Continuous glucose monitoring provides real-world benefits to diabetes patients
JANUARY 30, 2018 – Reuters Health News
Real-time continuous glucose monitoring (RT-CGM) provides numerous clinical benefits and improves quality of life, researchers from Belgium report.
“Here, within a strict budget, diabetes specialists of 1 of the 17 specialized centers were free in selecting any patient with type 1 diabetes on continuous subcutaneous insulin infusion (CSII),” Dr. Pieter Gillard from University Hospitals Leuven, in Belgium, told Reuters Health by email. “This made it possible to select motivated patients who they believed would benefit the most from RT-CGM. It shows that CGM reimbursement in the right patient population (using RT-CGM more than 70% of the time) has positive effects on glycemic control, quality of life, hospital admissions for acute diabetes complications, and work absenteeism.”
The Belgian healthcare authority authorized the reimbursement, starting in September 2014, of RT-CGM for type 1 diabetes patients using CSII and treated in selected specialized diabetes centers.
Dr. Gillard and colleagues in the RESCUE trial investigated the effect of RT-CGM reimbursement on hemoglobin A1c, admissions for acute diabetes complications, quality of life (QOL), and hypoglycemia under real-world conditions in the first two years of the program.
The analysis, published online January 12 in the Journal of Clinical Endocrinology and Metabolism, involved 515 patients with type 1 diabetes and CSII who benefited from the new RT-CGM reimbursement authorization.
Mean HbA1c was significantly lower at 12 months (7.4%) than at baseline (7.7%), and the percentage of patients who achieved HbA1c < 7% increased from 23% at baseline to 33% at 12 months.
Acute hospitalization rates for severe hypoglycemia and/or ketoacidosis declined from 16% the year before RT-CGM initiation to 4% during the year in the program, a significant change.
The average number of days of diabetes-related hospital admissions per 100 patient-years declined significantly from 54 at baseline to 18 after introduction of RT-CGM reimbursement, and fewer patients reported diabetes-related work absenteeism with fewer absenteeism days.
All but one general QOL measure improved significantly after 12 months of reimbursement, and QOL improvements were greatest in patients who had problems with hypoglycemia and less substantial in patients with insufficient and variable glycemic control as their indications for implementing RT-CGM.
“In this single, largest prospective real-world study, we show that patients with type 1 diabetes using RT-CGM have a clear health benefit,” Dr. Gillard concluded. “Our findings thus support the use of RT-CGM under real-world conditions.”
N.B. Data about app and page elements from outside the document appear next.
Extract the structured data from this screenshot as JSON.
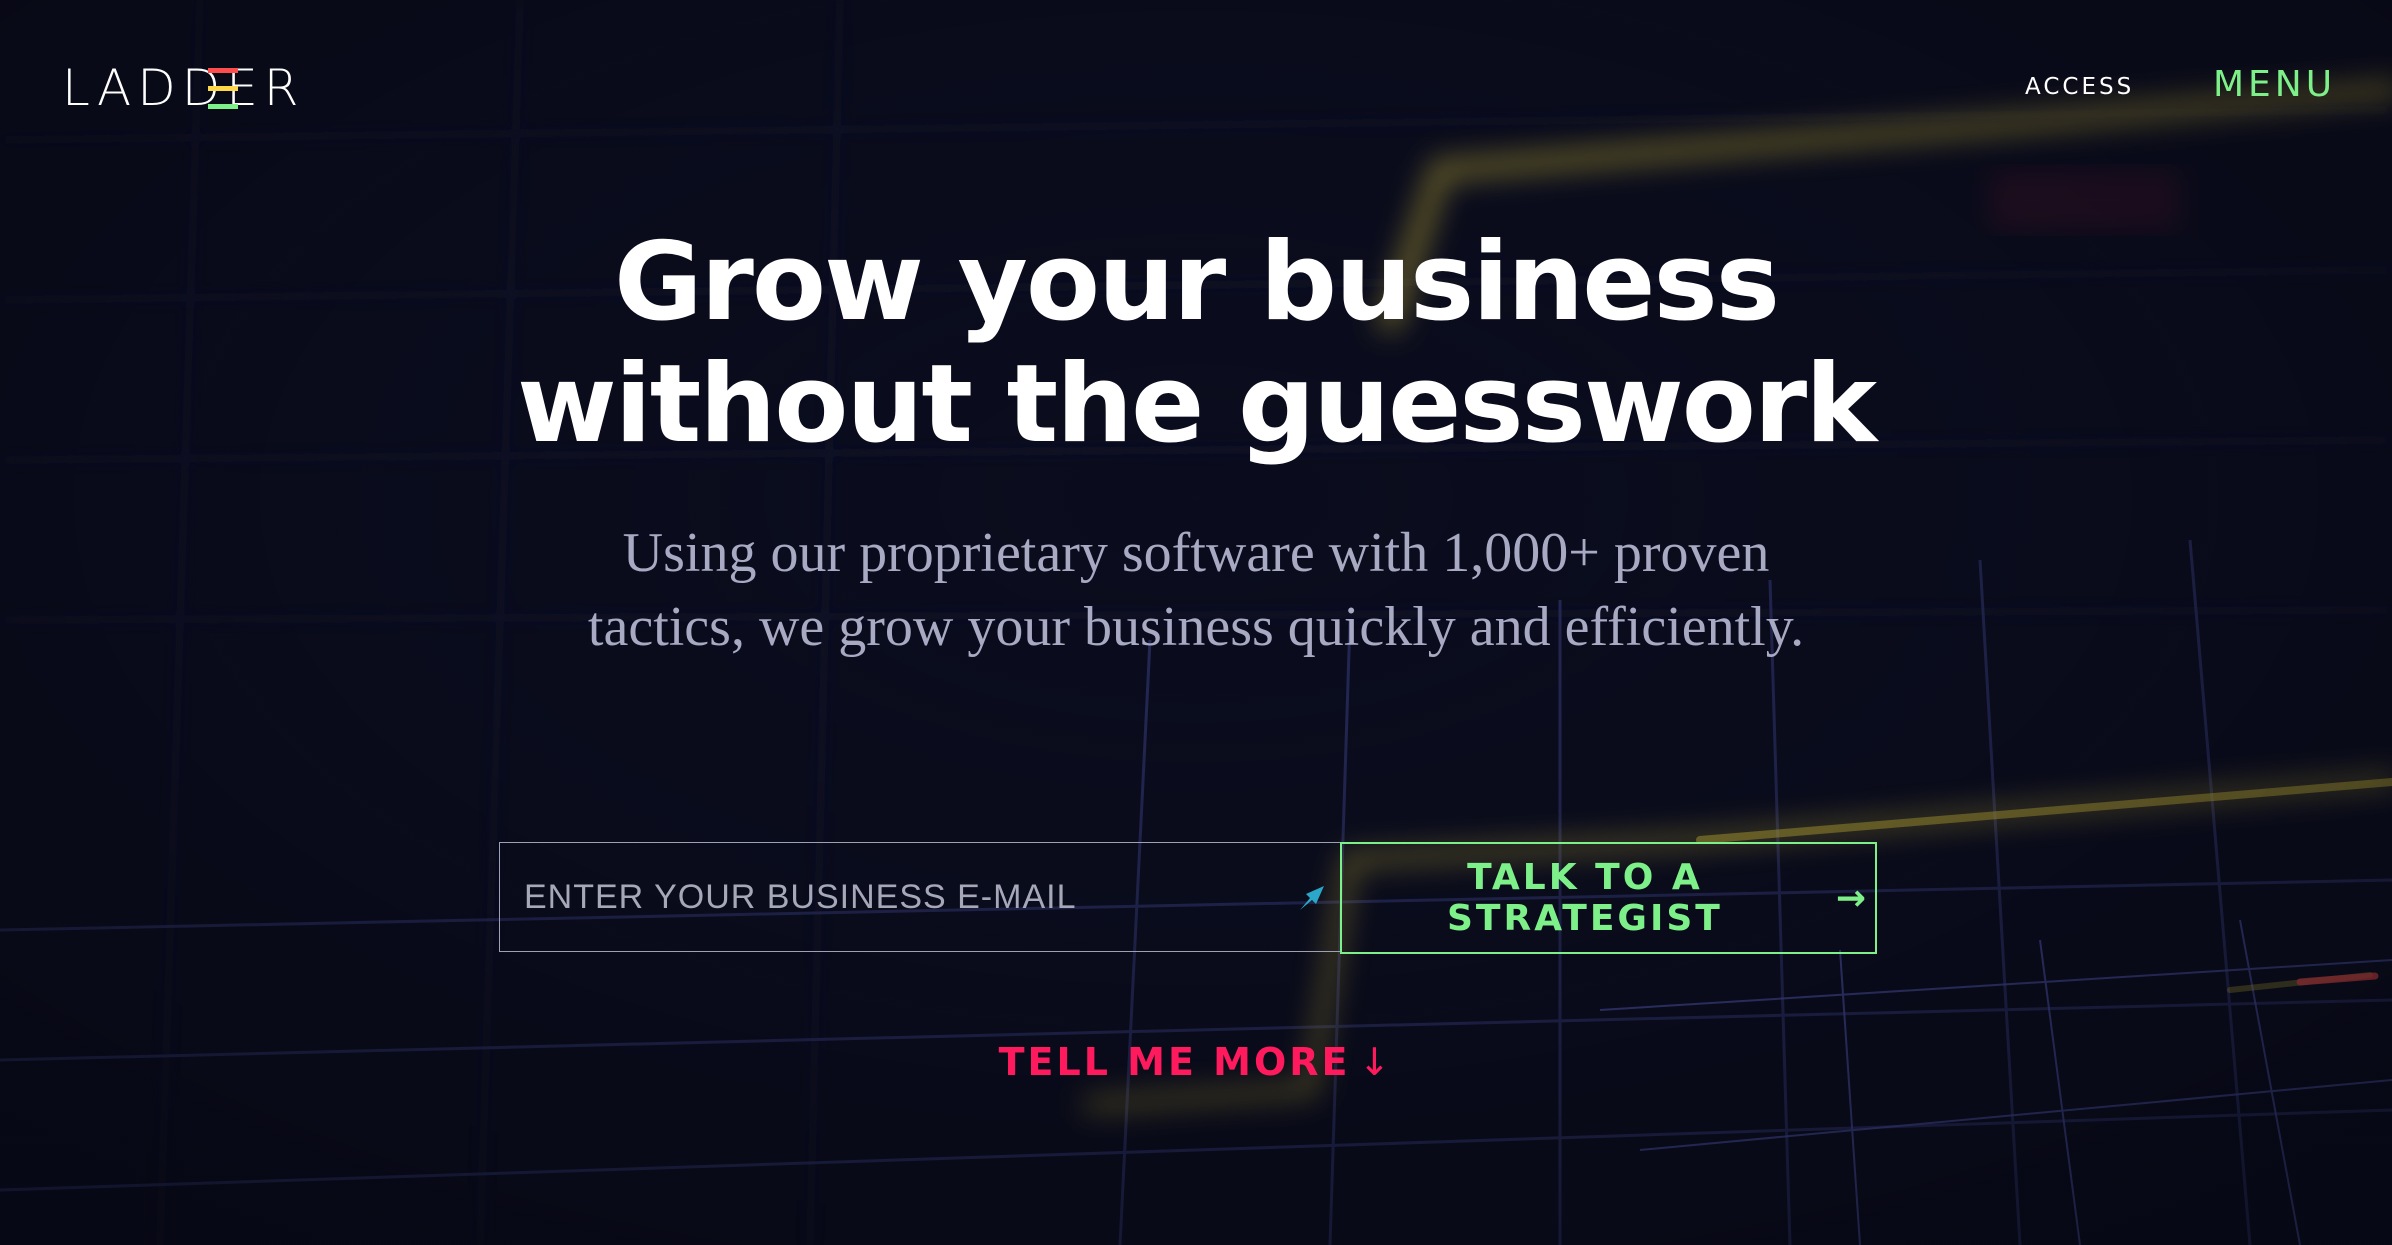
{
  "brand": {
    "logo_text": "LADDER",
    "logo_bar_colors": [
      "#ff4d4d",
      "#ffd84a",
      "#7ef08a"
    ]
  },
  "nav": {
    "access_label": "ACCESS",
    "menu_label": "MENU"
  },
  "hero": {
    "headline_line1": "Grow your business",
    "headline_line2": "without the guesswork",
    "subhead_line1": "Using our proprietary software with 1,000+ proven",
    "subhead_line2": "tactics, we grow your business quickly and efficiently."
  },
  "form": {
    "email_placeholder": "ENTER YOUR BUSINESS E-MAIL",
    "email_value": "",
    "field_icon": "autofill-icon",
    "submit_label": "TALK TO A STRATEGIST",
    "submit_arrow": "→"
  },
  "cta": {
    "tell_more_label": "TELL ME MORE",
    "tell_more_arrow": "↓"
  },
  "colors": {
    "background": "#0b0d1e",
    "accent_green": "#7ef08a",
    "accent_pink": "#ff1a5e",
    "chart_yellow": "#d9c33a",
    "grid": "#3a3f7a"
  }
}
He added, “Since the introduction and reimbursement of the FreeStyle Libre (FSL; Abbott Diabetes Care, Alameda, CA), more and more patients with type 1 diabetes switched to this system. Since studies investigated RT-CGM in comparison with SMBG, it is currently not known if RT-CGM offers the same benefits compared to FSL. Comparative studies are therefore required to understand which system (ie, FSL or RT-CGM) offers the most benefit to which patients.”